The Oracle-led initiative was one of 19 projects in the Catalyst program showcased at the TM Forum Live! event. The Catalyst program involves proof-of-concept projects with participation from multiple companies, both large and small, looking to find a solution to an industry challenge.
Oracle's project demonstrated the deployment of a Carrier Ethernet service across a hybrid network that included a mix of physical equipment and an infrastructure supporting network functions virtualization (NFV). Performance management tools vendor InfoVista and networking equipment maker Juniper Networks also participated in the zero-touch NaaS project. In addition, the effort was supported -- or championed, in TM Forum's parlance -- by the MEF, a trade group for Carrier Ethernet providers formerly known as the Metro Ethernet Forum, and by telecom companies Axtel, PCCW Global and Spectrum Business.
Jennifer Faulkner, director of product marketing for business services solutions at Oracle Communications, led the project team, which started its work last summer and was chosen to go forward at a proof-of-concept showcase held during a MEF conference last November. For this month's TM Forum event, Faulkner's job was to implement a simplified user experience with self-ordering features for configuring a complex Carrier Ethernet service.
Hybrid network design adds challenges
The NaaS setup needed to be fully integrated with business and operations processes across the hybrid physical and NFV network, and to add to the challenge, the infrastructure included equipment that would be on-premises for the customer. Additionally, all of this needed to be accomplished using zero-touch provisioning and installation technology not requiring any external inputs from network administrators when the equipment was installed.
Jennifer Faulknerdirector of product marketing for business service solutions, Oracle Communications
Rajeev Tankha, senior director of product and solutions marketing at Oracle Communications, explained that the Catalyst project was designed to address issues that CSPs face with how to provision and virtualize NaaS implementations.

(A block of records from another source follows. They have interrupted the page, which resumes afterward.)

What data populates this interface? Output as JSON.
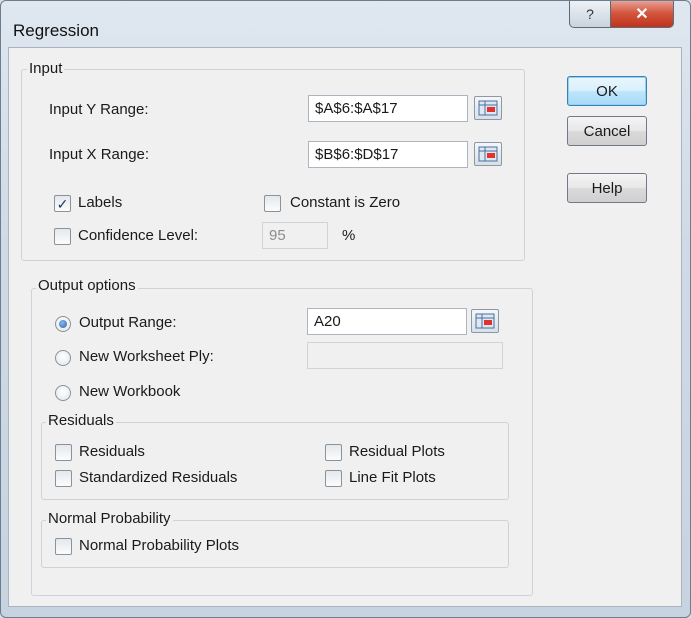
{
  "window": {
    "title": "Regression",
    "help_glyph": "?",
    "close_glyph": "✕"
  },
  "buttons": {
    "ok": "OK",
    "cancel": "Cancel",
    "help": "Help"
  },
  "input": {
    "group_title": "Input",
    "y_range_label": "Input Y Range:",
    "y_range_value": "$A$6:$A$17",
    "x_range_label": "Input X Range:",
    "x_range_value": "$B$6:$D$17",
    "labels": {
      "label": "Labels",
      "checked": true
    },
    "constant_zero": {
      "label": "Constant is Zero",
      "checked": false
    },
    "confidence": {
      "label": "Confidence Level:",
      "checked": false,
      "value": "95",
      "unit": "%"
    }
  },
  "output": {
    "group_title": "Output options",
    "output_range": {
      "label": "Output Range:",
      "selected": true,
      "value": "A20"
    },
    "new_ply": {
      "label": "New Worksheet Ply:",
      "selected": false,
      "value": ""
    },
    "new_workbook": {
      "label": "New Workbook",
      "selected": false
    }
  },
  "residuals": {
    "group_title": "Residuals",
    "residuals": {
      "label": "Residuals",
      "checked": false
    },
    "standardized": {
      "label": "Standardized Residuals",
      "checked": false
    },
    "residual_plots": {
      "label": "Residual Plots",
      "checked": false
    },
    "line_fit_plots": {
      "label": "Line Fit Plots",
      "checked": false
    }
  },
  "normal_probability": {
    "group_title": "Normal Probability",
    "plots": {
      "label": "Normal Probability Plots",
      "checked": false
    }
  },
  "colors": {
    "close_button": "#c0321b",
    "radio_selected": "#2a63b0",
    "default_button_border": "#3c7fb1"
  },
  "icons": {
    "range_selector": "range-selector-icon",
    "check": "checkmark-icon"
  }
}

For example, he said, on-demand self-service, which enables the provisioning of cloud resources as needed, can be a challenge, as can transitioning from physical to virtualized networks and coordinating between them.

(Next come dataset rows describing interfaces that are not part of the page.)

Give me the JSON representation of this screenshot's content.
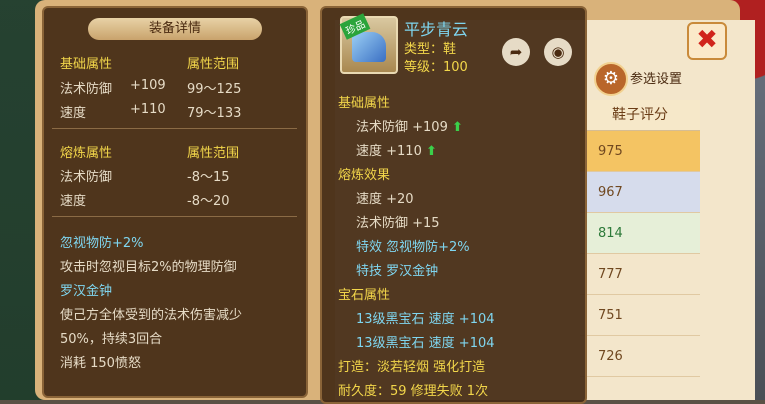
{
  "background": {
    "ranking_header": "鞋子评分",
    "scores": [
      "975",
      "967",
      "814",
      "777",
      "751",
      "726"
    ],
    "settings_label": "参选设置",
    "close_icon": "✖"
  },
  "left_panel": {
    "title": "装备详情",
    "basic_header": "基础属性",
    "range_header": "属性范围",
    "basic_rows": [
      {
        "name": "法术防御",
        "value": "+109",
        "range": "99～125"
      },
      {
        "name": "速度",
        "value": "+110",
        "range": "79～133"
      }
    ],
    "refine_header": "熔炼属性",
    "refine_range_header": "属性范围",
    "refine_rows": [
      {
        "name": "法术防御",
        "range": "-8～15"
      },
      {
        "name": "速度",
        "range": "-8～20"
      }
    ],
    "effect_name": "忽视物防+2%",
    "effect_desc": "攻击时忽视目标2%的物理防御",
    "skill_name": "罗汉金钟",
    "skill_desc1": "使己方全体受到的法术伤害减少",
    "skill_desc2": "50%，持续3回合",
    "skill_cost": "消耗 150愤怒"
  },
  "right_panel": {
    "item_name": "平步青云",
    "tag": "珍品",
    "type": "类型：鞋",
    "level": "等级：100",
    "basic_header": "基础属性",
    "basic_rows": [
      {
        "text": "法术防御  +109"
      },
      {
        "text": "速度  +110"
      }
    ],
    "refine_header": "熔炼效果",
    "refine_rows": [
      "速度  +20",
      "法术防御  +15"
    ],
    "special_effect": "特效  忽视物防+2%",
    "special_skill": "特技  罗汉金钟",
    "gem_header": "宝石属性",
    "gem_rows": [
      "13级黑宝石  速度  +104",
      "13级黑宝石  速度  +104"
    ],
    "forge": "打造：淡若轻烟  强化打造",
    "durability": "耐久度：59  修理失败 1次"
  }
}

However, Faulkner said the real driver behind the effort was growing interest among CSPs in advanced networking technology like NFV and software-defined networking, as they look for increased agility and flexibility with lower costs.
Enterprise view of networks needed

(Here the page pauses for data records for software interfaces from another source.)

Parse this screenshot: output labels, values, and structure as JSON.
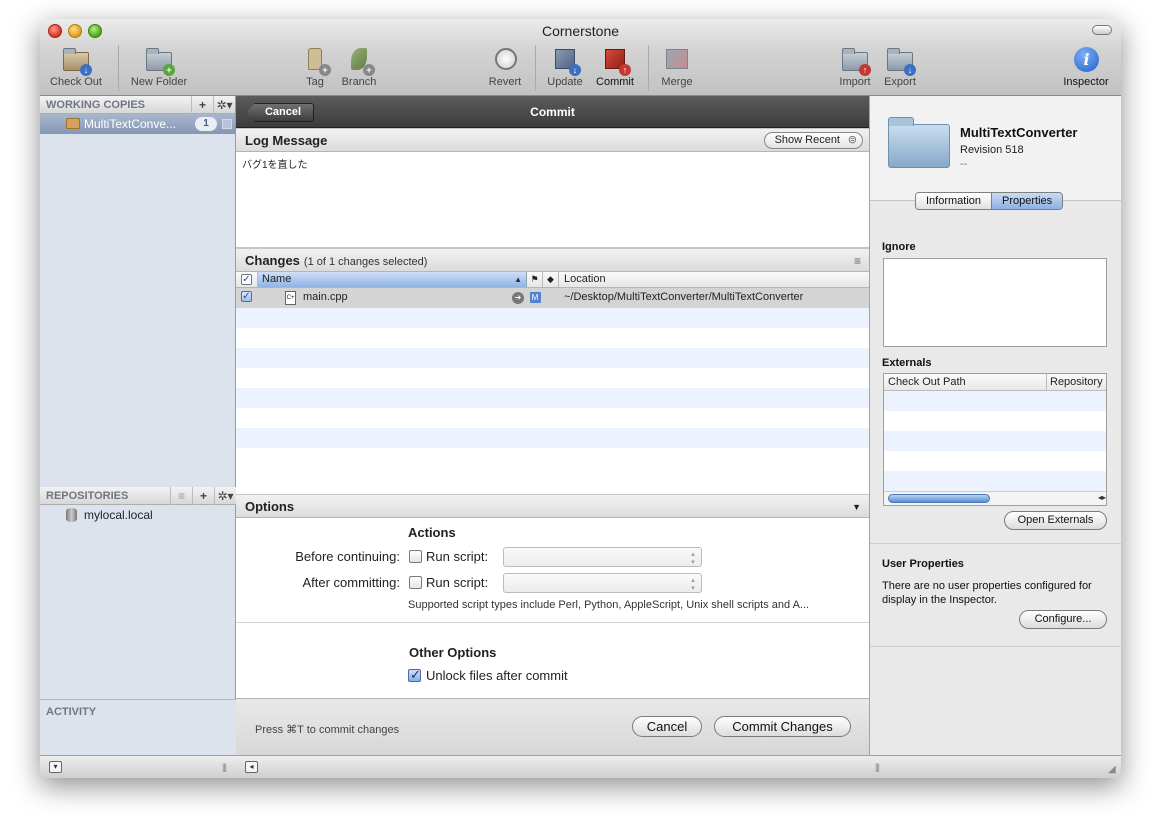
{
  "window": {
    "title": "Cornerstone"
  },
  "toolbar": {
    "check_out": "Check Out",
    "new_folder": "New Folder",
    "tag": "Tag",
    "branch": "Branch",
    "revert": "Revert",
    "update": "Update",
    "commit": "Commit",
    "merge": "Merge",
    "import": "Import",
    "export": "Export",
    "inspector": "Inspector"
  },
  "sidebar": {
    "working_copies_header": "WORKING COPIES",
    "working_copy": {
      "name": "MultiTextConve...",
      "count": "1"
    },
    "repositories_header": "REPOSITORIES",
    "repositories": [
      {
        "name": "mylocal.local"
      }
    ],
    "activity_header": "ACTIVITY"
  },
  "commit": {
    "cancel_back": "Cancel",
    "title": "Commit",
    "log_header": "Log Message",
    "show_recent": "Show Recent",
    "log_text": "バグ1を直した",
    "changes_header": "Changes",
    "changes_sub": "(1 of 1 changes selected)",
    "columns": {
      "name": "Name",
      "location": "Location"
    },
    "rows": [
      {
        "name": "main.cpp",
        "status": "M",
        "location": "~/Desktop/MultiTextConverter/MultiTextConverter",
        "checked": true
      }
    ],
    "options_header": "Options",
    "actions_header": "Actions",
    "before_label": "Before continuing:",
    "after_label": "After committing:",
    "run_script": "Run script:",
    "script_note": "Supported script types include Perl, Python, AppleScript, Unix shell scripts and A...",
    "other_options_header": "Other Options",
    "unlock_label": "Unlock files after commit",
    "hint": "Press ⌘T to commit changes",
    "cancel_button": "Cancel",
    "commit_button": "Commit Changes"
  },
  "inspector": {
    "name": "MultiTextConverter",
    "revision": "Revision 518",
    "dash": "--",
    "tabs": [
      "Information",
      "Properties"
    ],
    "active_tab": "Properties",
    "ignore_label": "Ignore",
    "externals_label": "Externals",
    "externals_columns": [
      "Check Out Path",
      "Repository"
    ],
    "open_externals": "Open Externals",
    "user_properties_label": "User Properties",
    "user_properties_text": "There are no user properties configured for display in the Inspector.",
    "configure": "Configure..."
  }
}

Enterprise customers, Faulkner said, want more control of, and visibility into their networks, including more network status information and a seamless experience across multiple providers. Furthermore, if CSPs want to move part of their own network from on-premises to the cloud, they also want someone else to manage it. "[CSPs] are trying to match the on-demand nature of the Internet and how you can access it anywhere," Faulkner said. "But because these are mission-critical services, they need to be backed by strong assurances."
Based on those requirements, the proof-of-concept project needed to change how operations runs the network, improve service for business customers and bring together operations and billing by creating a single billing system for both operations and the network. It also included self-service quoting, auto processing for NFV and service assurance.
According to Faulkner, a major worry many CSPs have regarding virtualization is whether it would create another silo. But what made the Catalyst initiative different, she said, is that Oracle and its partners took "a much more holistic approach to the problem" instead of building a piecemeal system. "Enterprises want to move to the cloud," Faulkner said, "and they really need the network to support them."
Find out more about the demo of Oracle's Catalyst project
Learn about Oracle's network service orchestrator for communications service providers